## Your assignment
If a line holds the word "Encke", copy it from the entries.

══ Material for this task ══

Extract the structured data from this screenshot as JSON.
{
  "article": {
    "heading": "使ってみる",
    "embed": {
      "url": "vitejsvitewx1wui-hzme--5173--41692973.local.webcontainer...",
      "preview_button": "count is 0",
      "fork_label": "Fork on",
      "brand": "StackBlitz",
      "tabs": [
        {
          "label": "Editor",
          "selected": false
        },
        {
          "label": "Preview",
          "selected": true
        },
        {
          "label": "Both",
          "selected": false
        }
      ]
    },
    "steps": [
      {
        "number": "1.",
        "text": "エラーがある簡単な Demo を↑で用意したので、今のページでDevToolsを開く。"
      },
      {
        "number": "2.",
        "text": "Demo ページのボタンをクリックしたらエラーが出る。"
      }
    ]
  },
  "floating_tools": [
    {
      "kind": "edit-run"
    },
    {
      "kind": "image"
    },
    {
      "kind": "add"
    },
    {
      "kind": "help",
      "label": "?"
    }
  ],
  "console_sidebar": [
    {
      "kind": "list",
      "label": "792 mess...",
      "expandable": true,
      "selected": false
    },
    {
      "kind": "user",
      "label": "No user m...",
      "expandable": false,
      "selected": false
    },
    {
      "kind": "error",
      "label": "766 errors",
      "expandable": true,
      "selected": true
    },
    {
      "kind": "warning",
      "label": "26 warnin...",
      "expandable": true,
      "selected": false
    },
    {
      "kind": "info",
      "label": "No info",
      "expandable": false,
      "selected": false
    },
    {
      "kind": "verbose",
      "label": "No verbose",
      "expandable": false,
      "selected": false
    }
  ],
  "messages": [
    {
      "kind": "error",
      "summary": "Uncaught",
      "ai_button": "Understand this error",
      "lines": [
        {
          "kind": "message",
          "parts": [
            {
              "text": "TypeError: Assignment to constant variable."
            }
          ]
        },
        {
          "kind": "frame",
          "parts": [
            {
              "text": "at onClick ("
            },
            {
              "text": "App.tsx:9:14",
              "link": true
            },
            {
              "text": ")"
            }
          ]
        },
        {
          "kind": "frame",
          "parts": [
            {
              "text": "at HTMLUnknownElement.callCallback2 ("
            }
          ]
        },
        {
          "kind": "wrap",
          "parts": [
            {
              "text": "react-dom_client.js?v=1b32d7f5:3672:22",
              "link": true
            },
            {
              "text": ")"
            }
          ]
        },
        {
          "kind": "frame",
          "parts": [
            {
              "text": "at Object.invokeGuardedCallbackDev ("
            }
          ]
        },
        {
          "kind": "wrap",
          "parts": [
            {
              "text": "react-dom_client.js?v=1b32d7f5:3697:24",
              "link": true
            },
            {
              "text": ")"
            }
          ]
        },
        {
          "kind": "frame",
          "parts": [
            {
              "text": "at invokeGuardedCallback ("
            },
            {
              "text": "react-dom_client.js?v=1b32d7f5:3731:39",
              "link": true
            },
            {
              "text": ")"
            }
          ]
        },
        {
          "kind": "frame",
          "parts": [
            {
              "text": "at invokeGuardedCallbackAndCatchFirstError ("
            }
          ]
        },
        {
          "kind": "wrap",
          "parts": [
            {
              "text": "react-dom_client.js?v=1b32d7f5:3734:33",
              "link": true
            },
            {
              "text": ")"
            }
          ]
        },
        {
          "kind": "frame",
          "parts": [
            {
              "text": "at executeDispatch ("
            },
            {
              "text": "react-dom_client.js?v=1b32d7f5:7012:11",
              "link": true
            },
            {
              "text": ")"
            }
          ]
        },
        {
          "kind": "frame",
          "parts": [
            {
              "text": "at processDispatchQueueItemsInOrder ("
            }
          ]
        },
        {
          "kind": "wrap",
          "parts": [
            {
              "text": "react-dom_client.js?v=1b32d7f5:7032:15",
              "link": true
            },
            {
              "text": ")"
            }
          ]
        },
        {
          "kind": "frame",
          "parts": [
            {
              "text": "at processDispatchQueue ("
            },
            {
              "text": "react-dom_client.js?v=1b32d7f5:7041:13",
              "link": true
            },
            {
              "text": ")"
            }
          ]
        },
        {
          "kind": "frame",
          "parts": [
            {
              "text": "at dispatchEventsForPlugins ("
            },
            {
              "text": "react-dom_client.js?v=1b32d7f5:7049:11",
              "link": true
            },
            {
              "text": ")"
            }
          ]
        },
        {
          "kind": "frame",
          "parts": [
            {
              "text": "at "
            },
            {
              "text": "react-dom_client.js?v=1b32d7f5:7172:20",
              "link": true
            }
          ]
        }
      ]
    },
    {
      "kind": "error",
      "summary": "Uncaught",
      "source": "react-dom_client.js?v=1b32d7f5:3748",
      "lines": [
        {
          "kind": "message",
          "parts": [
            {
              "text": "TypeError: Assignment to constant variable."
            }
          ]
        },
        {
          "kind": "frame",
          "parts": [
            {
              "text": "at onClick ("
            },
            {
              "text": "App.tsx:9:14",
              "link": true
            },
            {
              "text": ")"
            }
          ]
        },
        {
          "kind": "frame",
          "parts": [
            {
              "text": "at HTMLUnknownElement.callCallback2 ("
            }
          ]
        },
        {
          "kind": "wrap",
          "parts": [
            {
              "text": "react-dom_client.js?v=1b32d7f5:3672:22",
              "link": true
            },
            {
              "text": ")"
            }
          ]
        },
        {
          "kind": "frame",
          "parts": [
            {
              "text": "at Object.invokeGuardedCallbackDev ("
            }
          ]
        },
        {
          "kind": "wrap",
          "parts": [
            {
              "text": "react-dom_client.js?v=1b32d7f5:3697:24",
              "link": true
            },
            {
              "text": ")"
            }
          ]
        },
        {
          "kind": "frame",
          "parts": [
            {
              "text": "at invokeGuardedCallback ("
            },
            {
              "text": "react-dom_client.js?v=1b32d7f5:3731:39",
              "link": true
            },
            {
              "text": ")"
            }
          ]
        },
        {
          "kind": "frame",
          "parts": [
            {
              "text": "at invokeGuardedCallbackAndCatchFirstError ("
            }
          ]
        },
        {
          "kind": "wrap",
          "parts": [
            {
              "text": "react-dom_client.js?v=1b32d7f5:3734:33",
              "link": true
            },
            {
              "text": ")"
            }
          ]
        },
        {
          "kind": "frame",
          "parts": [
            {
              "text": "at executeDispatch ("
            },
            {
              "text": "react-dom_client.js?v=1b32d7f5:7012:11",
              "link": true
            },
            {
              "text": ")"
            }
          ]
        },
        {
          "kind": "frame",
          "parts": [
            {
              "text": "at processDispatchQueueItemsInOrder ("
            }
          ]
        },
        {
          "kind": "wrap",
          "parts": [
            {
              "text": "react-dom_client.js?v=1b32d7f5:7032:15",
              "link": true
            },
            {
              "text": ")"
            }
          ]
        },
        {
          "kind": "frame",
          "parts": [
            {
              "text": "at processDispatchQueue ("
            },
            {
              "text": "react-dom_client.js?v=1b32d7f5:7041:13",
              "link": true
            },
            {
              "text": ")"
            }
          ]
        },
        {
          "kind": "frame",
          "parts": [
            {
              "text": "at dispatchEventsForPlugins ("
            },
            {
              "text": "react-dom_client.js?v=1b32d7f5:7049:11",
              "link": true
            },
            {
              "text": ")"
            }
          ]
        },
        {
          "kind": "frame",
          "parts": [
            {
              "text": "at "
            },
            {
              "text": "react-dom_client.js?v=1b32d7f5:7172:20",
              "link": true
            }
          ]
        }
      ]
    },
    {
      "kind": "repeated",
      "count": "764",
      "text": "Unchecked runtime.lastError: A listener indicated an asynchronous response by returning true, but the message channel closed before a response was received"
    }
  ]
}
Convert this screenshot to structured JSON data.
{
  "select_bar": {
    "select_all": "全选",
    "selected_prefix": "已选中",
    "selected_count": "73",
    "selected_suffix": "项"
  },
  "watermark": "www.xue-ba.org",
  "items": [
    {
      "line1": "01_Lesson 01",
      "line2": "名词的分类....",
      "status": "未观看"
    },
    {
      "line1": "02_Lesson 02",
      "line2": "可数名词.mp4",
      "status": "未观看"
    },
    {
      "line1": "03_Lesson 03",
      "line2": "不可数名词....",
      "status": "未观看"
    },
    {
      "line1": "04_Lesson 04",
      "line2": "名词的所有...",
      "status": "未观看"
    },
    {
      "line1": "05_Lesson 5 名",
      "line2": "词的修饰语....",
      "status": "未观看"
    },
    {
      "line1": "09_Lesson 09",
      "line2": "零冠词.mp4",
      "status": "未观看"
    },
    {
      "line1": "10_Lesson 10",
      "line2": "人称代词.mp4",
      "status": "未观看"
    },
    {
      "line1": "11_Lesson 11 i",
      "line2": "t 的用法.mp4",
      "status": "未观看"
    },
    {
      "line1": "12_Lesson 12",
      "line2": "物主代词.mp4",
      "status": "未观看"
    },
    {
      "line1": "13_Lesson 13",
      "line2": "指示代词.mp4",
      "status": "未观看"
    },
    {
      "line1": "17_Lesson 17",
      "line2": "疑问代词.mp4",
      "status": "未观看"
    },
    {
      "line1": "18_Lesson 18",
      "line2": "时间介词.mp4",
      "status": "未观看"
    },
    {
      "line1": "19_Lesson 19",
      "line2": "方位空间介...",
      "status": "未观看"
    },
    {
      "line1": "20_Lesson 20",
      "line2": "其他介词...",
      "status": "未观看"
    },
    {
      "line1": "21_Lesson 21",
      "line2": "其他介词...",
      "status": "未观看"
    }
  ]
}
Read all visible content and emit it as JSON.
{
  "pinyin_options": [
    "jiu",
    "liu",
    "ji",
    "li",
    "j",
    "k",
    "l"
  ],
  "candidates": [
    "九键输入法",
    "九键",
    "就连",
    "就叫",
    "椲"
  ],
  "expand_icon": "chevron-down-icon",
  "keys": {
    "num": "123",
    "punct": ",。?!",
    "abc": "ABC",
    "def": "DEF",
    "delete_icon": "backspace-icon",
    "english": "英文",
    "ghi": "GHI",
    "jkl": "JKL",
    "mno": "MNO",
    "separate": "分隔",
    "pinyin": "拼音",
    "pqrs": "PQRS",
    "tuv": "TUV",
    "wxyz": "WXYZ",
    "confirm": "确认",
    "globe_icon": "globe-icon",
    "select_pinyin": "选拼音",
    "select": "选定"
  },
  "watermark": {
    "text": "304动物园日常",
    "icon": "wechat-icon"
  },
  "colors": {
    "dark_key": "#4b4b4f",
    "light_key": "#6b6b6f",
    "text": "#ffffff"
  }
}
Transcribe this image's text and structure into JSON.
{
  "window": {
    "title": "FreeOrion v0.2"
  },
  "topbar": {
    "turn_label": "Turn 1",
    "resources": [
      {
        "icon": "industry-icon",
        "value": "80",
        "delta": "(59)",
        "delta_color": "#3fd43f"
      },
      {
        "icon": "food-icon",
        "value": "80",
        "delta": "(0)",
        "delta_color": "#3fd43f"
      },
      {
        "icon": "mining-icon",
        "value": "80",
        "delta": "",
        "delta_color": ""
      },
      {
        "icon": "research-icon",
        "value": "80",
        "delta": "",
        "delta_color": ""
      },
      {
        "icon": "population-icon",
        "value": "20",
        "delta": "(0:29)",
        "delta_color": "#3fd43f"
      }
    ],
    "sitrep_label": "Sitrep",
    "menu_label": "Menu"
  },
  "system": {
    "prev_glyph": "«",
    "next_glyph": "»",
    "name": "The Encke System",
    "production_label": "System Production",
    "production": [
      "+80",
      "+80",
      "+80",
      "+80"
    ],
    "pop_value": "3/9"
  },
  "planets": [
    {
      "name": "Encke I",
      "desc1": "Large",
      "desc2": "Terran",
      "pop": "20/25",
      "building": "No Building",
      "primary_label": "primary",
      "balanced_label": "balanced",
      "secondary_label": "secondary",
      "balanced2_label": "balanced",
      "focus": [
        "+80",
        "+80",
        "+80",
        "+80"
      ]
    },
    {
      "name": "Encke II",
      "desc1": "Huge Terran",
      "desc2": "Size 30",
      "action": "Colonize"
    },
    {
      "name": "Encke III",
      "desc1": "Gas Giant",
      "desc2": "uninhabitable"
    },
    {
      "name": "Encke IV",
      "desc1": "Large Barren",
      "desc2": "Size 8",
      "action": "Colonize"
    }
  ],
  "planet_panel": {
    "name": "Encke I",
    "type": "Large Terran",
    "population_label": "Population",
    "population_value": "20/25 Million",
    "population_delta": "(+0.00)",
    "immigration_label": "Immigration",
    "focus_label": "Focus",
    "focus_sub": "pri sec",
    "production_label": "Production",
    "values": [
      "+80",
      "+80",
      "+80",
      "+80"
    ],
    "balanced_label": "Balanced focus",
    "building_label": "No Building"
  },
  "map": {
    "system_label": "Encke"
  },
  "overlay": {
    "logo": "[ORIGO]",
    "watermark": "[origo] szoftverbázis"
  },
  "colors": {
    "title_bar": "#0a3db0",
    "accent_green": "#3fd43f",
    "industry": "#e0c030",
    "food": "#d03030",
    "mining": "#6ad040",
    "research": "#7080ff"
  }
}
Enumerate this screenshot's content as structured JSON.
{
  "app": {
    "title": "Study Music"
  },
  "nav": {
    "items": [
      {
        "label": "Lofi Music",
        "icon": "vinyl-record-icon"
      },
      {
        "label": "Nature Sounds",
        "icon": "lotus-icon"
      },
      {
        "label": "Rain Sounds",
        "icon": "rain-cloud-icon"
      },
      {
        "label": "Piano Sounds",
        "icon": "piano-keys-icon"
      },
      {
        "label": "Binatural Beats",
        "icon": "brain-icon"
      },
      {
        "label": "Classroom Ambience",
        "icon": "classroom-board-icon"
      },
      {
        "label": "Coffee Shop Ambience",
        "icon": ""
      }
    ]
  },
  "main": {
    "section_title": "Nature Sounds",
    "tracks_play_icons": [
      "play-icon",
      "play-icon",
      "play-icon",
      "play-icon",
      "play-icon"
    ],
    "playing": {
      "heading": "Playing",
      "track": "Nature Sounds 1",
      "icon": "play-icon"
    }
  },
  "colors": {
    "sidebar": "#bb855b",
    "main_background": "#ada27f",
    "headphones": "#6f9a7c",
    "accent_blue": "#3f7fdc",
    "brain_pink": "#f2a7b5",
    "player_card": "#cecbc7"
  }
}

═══

## Completed exercise
    "name": "The Encke System",
      "name": "Encke I",
      "name": "Encke II",
      "name": "Encke III",
      "name": "Encke IV",
    "name": "Encke I",
    "system_label": "Encke"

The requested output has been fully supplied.